Children who lose their parents are more likely to commit suicide later on in their lives, according to a new study.
While it has long been known that children whose parents committed suicide are at an increased risk of also committing suicide, the new study from Danish researchers has found that losing parents due to any cause increases this risk in children.
Roughly three to four percent of children in Western countries experience the death of one of their parents. Losing a parent has been linked to psychological trauma and mental health issues.
The new study, published in JAMA Psychiatry, analyzed data of over 7 million people from Denmark, Sweden, and Finland over a 40-year period. They identified 189,094 people who experienced in their childhood the death of a parent. They compared this group to a control group consisting of people who did not experience parental death during their childhoods.
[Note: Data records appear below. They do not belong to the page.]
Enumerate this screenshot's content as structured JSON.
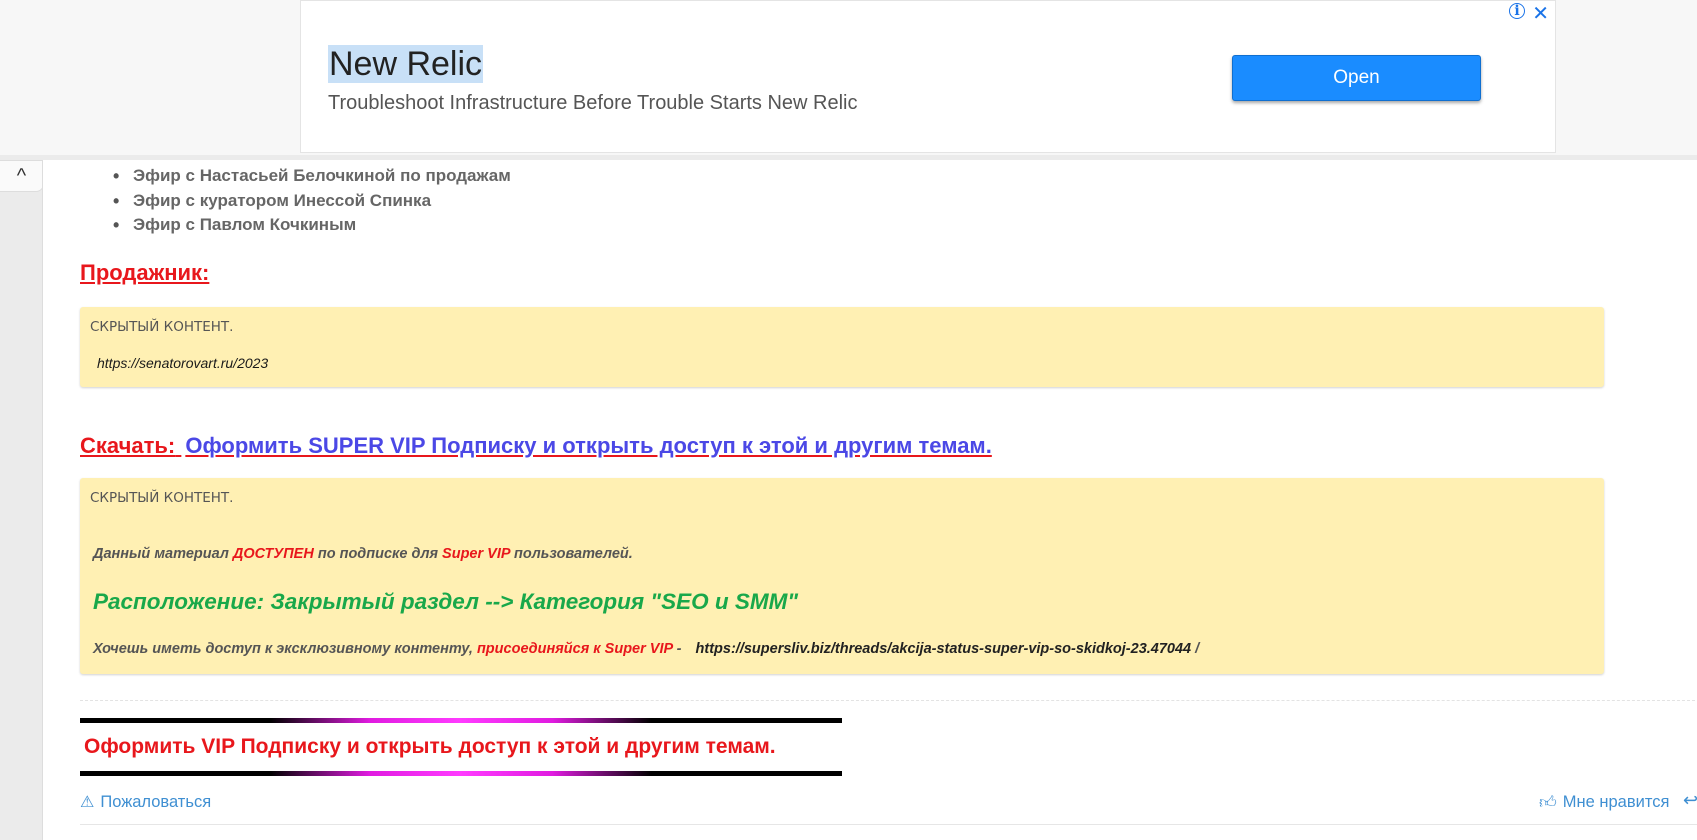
{
  "ad": {
    "title": "New Relic",
    "subtitle": "Troubleshoot Infrastructure Before Trouble Starts New Relic",
    "button": "Open",
    "info_icon": "info-icon",
    "close_icon": "close-icon",
    "accent": "#1a8cff"
  },
  "scroll_tab": {
    "icon": "chevron-up-icon",
    "glyph": "^"
  },
  "list": {
    "items": [
      "Эфир с Настасьей Белочкиной по продажам",
      "Эфир с куратором Инессой Спинка",
      "Эфир с Павлом Кочкиным"
    ]
  },
  "seller": {
    "heading": "Продажник:",
    "hidden_label": "СКРЫТЫЙ КОНТЕНТ.",
    "url": "https://senatorovart.ru/2023"
  },
  "download": {
    "heading": "Скачать:",
    "link": "Оформить SUPER VIP Подписку и открыть доступ к этой и другим темам.",
    "hidden_label": "СКРЫТЫЙ КОНТЕНТ.",
    "line1_a": "Данный материал ",
    "line1_b": "ДОСТУПЕН",
    "line1_c": " по подписке для ",
    "line1_d": "Super VIP",
    "line1_e": " пользователей.",
    "location": "Расположение: Закрытый раздел --> Категория \"SEO и SMM\"",
    "line3_a": "Хочешь иметь доступ к эксклюзивному контенту, ",
    "line3_b": "присоединяйся к Super VIP",
    "line3_c": " - ",
    "line3_url": "https://supersliv.biz/threads/akcija-status-super-vip-so-skidkoj-23.47044",
    "line3_d": " /"
  },
  "vip_banner": {
    "text": "Оформить VIP Подписку и открыть доступ к этой и другим темам."
  },
  "actions": {
    "report": "Пожаловаться",
    "report_icon": "warning-icon",
    "like": "Мне нравится",
    "like_icon": "thumbs-up-icon",
    "reply_icon": "reply-icon"
  },
  "colors": {
    "red": "#e8171c",
    "green": "#19a84a",
    "link_blue": "#4b48e6",
    "action_blue": "#3f8fd2",
    "hidden_bg": "#fff0b3"
  }
}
Researchers found that children who lost a parent were twice as likely to commit suicide later in life compared to other children. For the children who lost a parent, 0.14% committed suicide compared to 0.07% of other children.
The overall suicide risk for children who lost a parent was twice as high in boys, with four out of every 1,000 committing suicide compared to two out of every 1,000 for girls.
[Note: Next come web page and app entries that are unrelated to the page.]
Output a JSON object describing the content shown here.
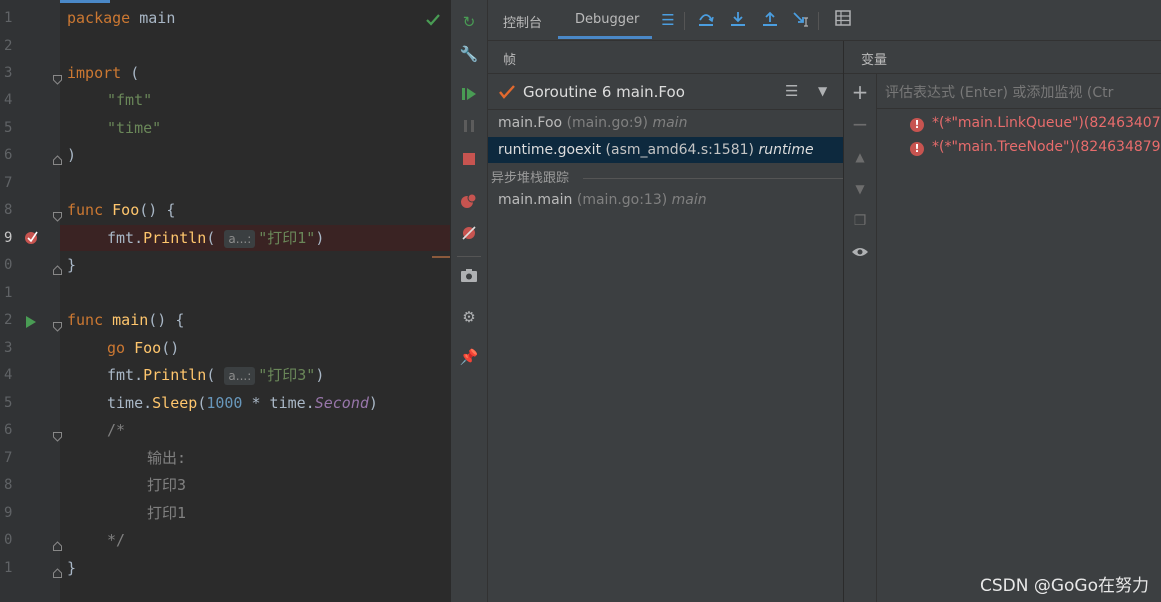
{
  "editor": {
    "lines": [
      {
        "n": "1",
        "code": "package main"
      },
      {
        "n": "2",
        "code": ""
      },
      {
        "n": "3",
        "code": "import ("
      },
      {
        "n": "4",
        "code": "\"fmt\""
      },
      {
        "n": "5",
        "code": "\"time\""
      },
      {
        "n": "6",
        "code": ")"
      },
      {
        "n": "7",
        "code": ""
      },
      {
        "n": "8",
        "code": "func Foo() {"
      },
      {
        "n": "9",
        "code": "fmt.Println( a...: \"打印1\")"
      },
      {
        "n": "0",
        "code": "}"
      },
      {
        "n": "1",
        "code": ""
      },
      {
        "n": "2",
        "code": "func main() {"
      },
      {
        "n": "3",
        "code": "go Foo()"
      },
      {
        "n": "4",
        "code": "fmt.Println( a...: \"打印3\")"
      },
      {
        "n": "5",
        "code": "time.Sleep(1000 * time.Second)"
      },
      {
        "n": "6",
        "code": "/*"
      },
      {
        "n": "7",
        "code": "输出:"
      },
      {
        "n": "8",
        "code": "打印3"
      },
      {
        "n": "9",
        "code": "打印1"
      },
      {
        "n": "0",
        "code": "*/"
      },
      {
        "n": "1",
        "code": "}"
      }
    ],
    "hint_label": "a...:"
  },
  "debug": {
    "tab_console": "控制台",
    "tab_debugger": "Debugger",
    "frames_header": "帧",
    "variables_header": "变量",
    "goroutine_label": "Goroutine 6 main.Foo",
    "frames": [
      {
        "func": "main.Foo",
        "loc": "(main.go:9)",
        "pkg": "main"
      },
      {
        "func": "runtime.goexit",
        "loc": "(asm_amd64.s:1581)",
        "pkg": "runtime"
      }
    ],
    "async_label": "异步堆栈跟踪",
    "async_frames": [
      {
        "func": "main.main",
        "loc": "(main.go:13)",
        "pkg": "main"
      }
    ],
    "eval_placeholder": "评估表达式 (Enter) 或添加监视 (Ctr",
    "variables": [
      {
        "text": "*(*\"main.LinkQueue\")(82463407"
      },
      {
        "text": "*(*\"main.TreeNode\")(824634879"
      }
    ]
  },
  "watermark": "CSDN @GoGo在努力"
}
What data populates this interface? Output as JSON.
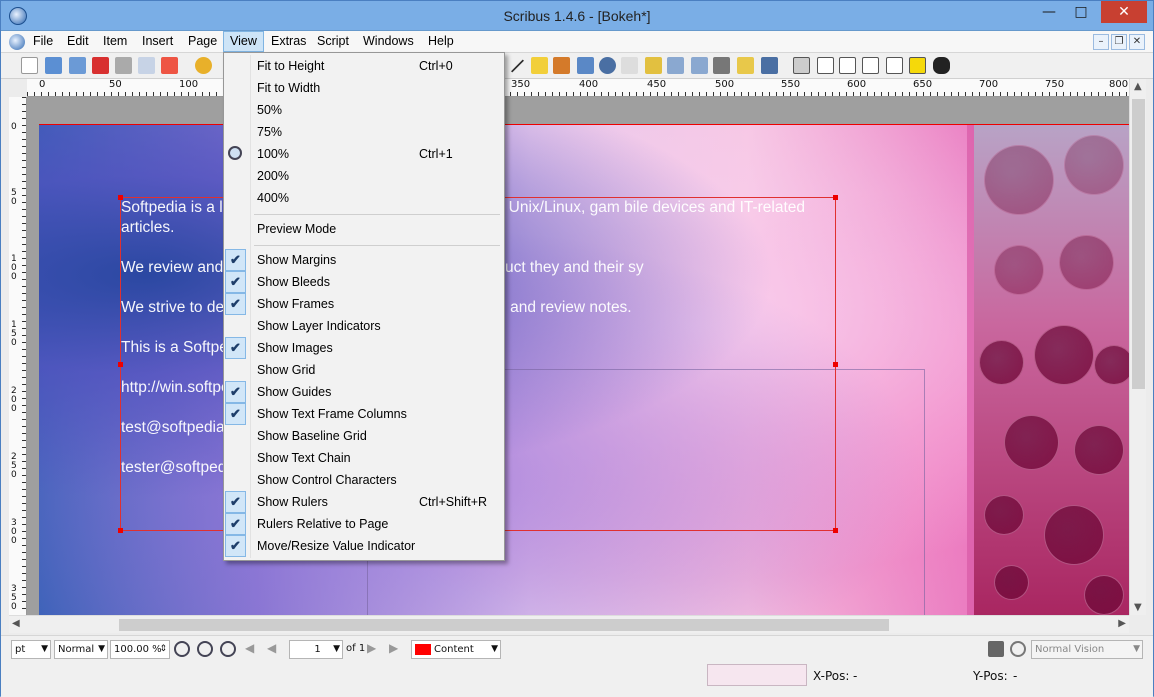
{
  "window": {
    "title": "Scribus 1.4.6 - [Bokeh*]"
  },
  "menubar": {
    "items": [
      {
        "label": "File"
      },
      {
        "label": "Edit"
      },
      {
        "label": "Item"
      },
      {
        "label": "Insert"
      },
      {
        "label": "Page"
      },
      {
        "label": "View"
      },
      {
        "label": "Extras"
      },
      {
        "label": "Script"
      },
      {
        "label": "Windows"
      },
      {
        "label": "Help"
      }
    ],
    "active": "View"
  },
  "ruler": {
    "h_labels": [
      "0",
      "50",
      "100",
      "350",
      "400",
      "450",
      "500",
      "550",
      "600",
      "650",
      "700",
      "750",
      "800"
    ],
    "v_labels": [
      "0",
      "50",
      "100",
      "150",
      "200",
      "250",
      "300",
      "350"
    ]
  },
  "document": {
    "paragraphs": [
      "Softpedia is a lib                                              ry software programs for Windows and Unix/Linux, gam                                          bile devices and IT-related articles.",
      "We review and c                                              w the visitor/user to find the exact product they and their sy",
      "We strive to deli                                              user together with self-made evaluation and review notes.",
      "This is a Softpe",
      "http://win.softpe",
      "test@softpedia.c",
      "tester@softpedi"
    ]
  },
  "view_menu": {
    "items": [
      {
        "label": "Fit to Height",
        "shortcut": "Ctrl+0",
        "checked": false
      },
      {
        "label": "Fit to Width",
        "shortcut": "",
        "checked": false
      },
      {
        "label": "50%",
        "shortcut": "",
        "checked": false
      },
      {
        "label": "75%",
        "shortcut": "",
        "checked": false
      },
      {
        "label": "100%",
        "shortcut": "Ctrl+1",
        "checked": false,
        "icon": "zoom-icon"
      },
      {
        "label": "200%",
        "shortcut": "",
        "checked": false
      },
      {
        "label": "400%",
        "shortcut": "",
        "checked": false
      },
      {
        "label": "Preview Mode",
        "shortcut": "",
        "checked": false
      },
      {
        "label": "Show Margins",
        "shortcut": "",
        "checked": true
      },
      {
        "label": "Show Bleeds",
        "shortcut": "",
        "checked": true
      },
      {
        "label": "Show Frames",
        "shortcut": "",
        "checked": true
      },
      {
        "label": "Show Layer Indicators",
        "shortcut": "",
        "checked": false
      },
      {
        "label": "Show Images",
        "shortcut": "",
        "checked": true
      },
      {
        "label": "Show Grid",
        "shortcut": "",
        "checked": false
      },
      {
        "label": "Show Guides",
        "shortcut": "",
        "checked": true
      },
      {
        "label": "Show Text Frame Columns",
        "shortcut": "",
        "checked": true
      },
      {
        "label": "Show Baseline Grid",
        "shortcut": "",
        "checked": false
      },
      {
        "label": "Show Text Chain",
        "shortcut": "",
        "checked": false
      },
      {
        "label": "Show Control Characters",
        "shortcut": "",
        "checked": false
      },
      {
        "label": "Show Rulers",
        "shortcut": "Ctrl+Shift+R",
        "checked": true
      },
      {
        "label": "Rulers Relative to Page",
        "shortcut": "",
        "checked": true
      },
      {
        "label": "Move/Resize Value Indicator",
        "shortcut": "",
        "checked": true
      }
    ]
  },
  "bottom": {
    "unit": "pt",
    "mode": "Normal",
    "zoom": "100.00 %",
    "page": "1",
    "page_of": "of 1",
    "layer": "Content",
    "vision": "Normal Vision"
  },
  "status": {
    "x_label": "X-Pos:",
    "x_value": "-",
    "y_label": "Y-Pos:",
    "y_value": "-"
  },
  "colors": {
    "accent": "#7aaee6",
    "selection": "#e03030",
    "close": "#c84031"
  }
}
Suicide is the tenth highest cause of death in the U.S. and is often correlated with alcohol or substance abuse issues.
While suicide risk was increased no matter what the cause of death, certain groups of children were more affected than others. These groups included boys whose motherâs committed suicide and children before the age of six who lost a parent.
The findings are similar to those found in a study from the University of Pittsburgh, where researchers found that the sudden death of a parent increased a childâs risk of developing post-traumatic stress disorder.
The findings indicate that parental death may have far-reaching health implications on children. The study found that suicide risk was increased for up to a 25-year period following a parentâs death.
The researchers believe that the increased rate of suicide is likely due to the trauma caused by the parentâs death, although genetics could also play a part. Parents and children could share genes which make them more likely to develop mental health problems that lead to suicide.
The study indicates that following the death of a parent, even children who seem to be coping well may be at an increased risk of ending their life later on. The researchers suggest that early therapy should be used with children who lose a parent, saying that âearly mitigation of distressâ may reduce the risk of suicide.
While the study is concerning, it did not control for other factors, such as genetics and family life. This could mean that there are other factors that also contribute to the increased suicide risk.
Sources for Todayâs Article:
âHigher suicide risk for those whose parents die when they are young,â Medical News Today web site, November 11, 2015; http://www.medicalnewstoday.com/articles/302465.php.
Luscombe, B., âKids Who Lose a Parent More Likely to Commit Suicide,â Time web site, November 11, 2015; http://time.com/4106315/kids-who-lose-a-parent-more-likely-to-commit-suicide/.
Preidt, R., âLosing a Parent in Childhood May Raise Suicide Risk Decades Later,â HealthDay web site, November 11, 2015; http://consumer.healthday.com/general-health-information-16/suicide-health-news-646/losing-a-parent-in-childhood-may-raise-suicide-risk-decades-later-705121.html.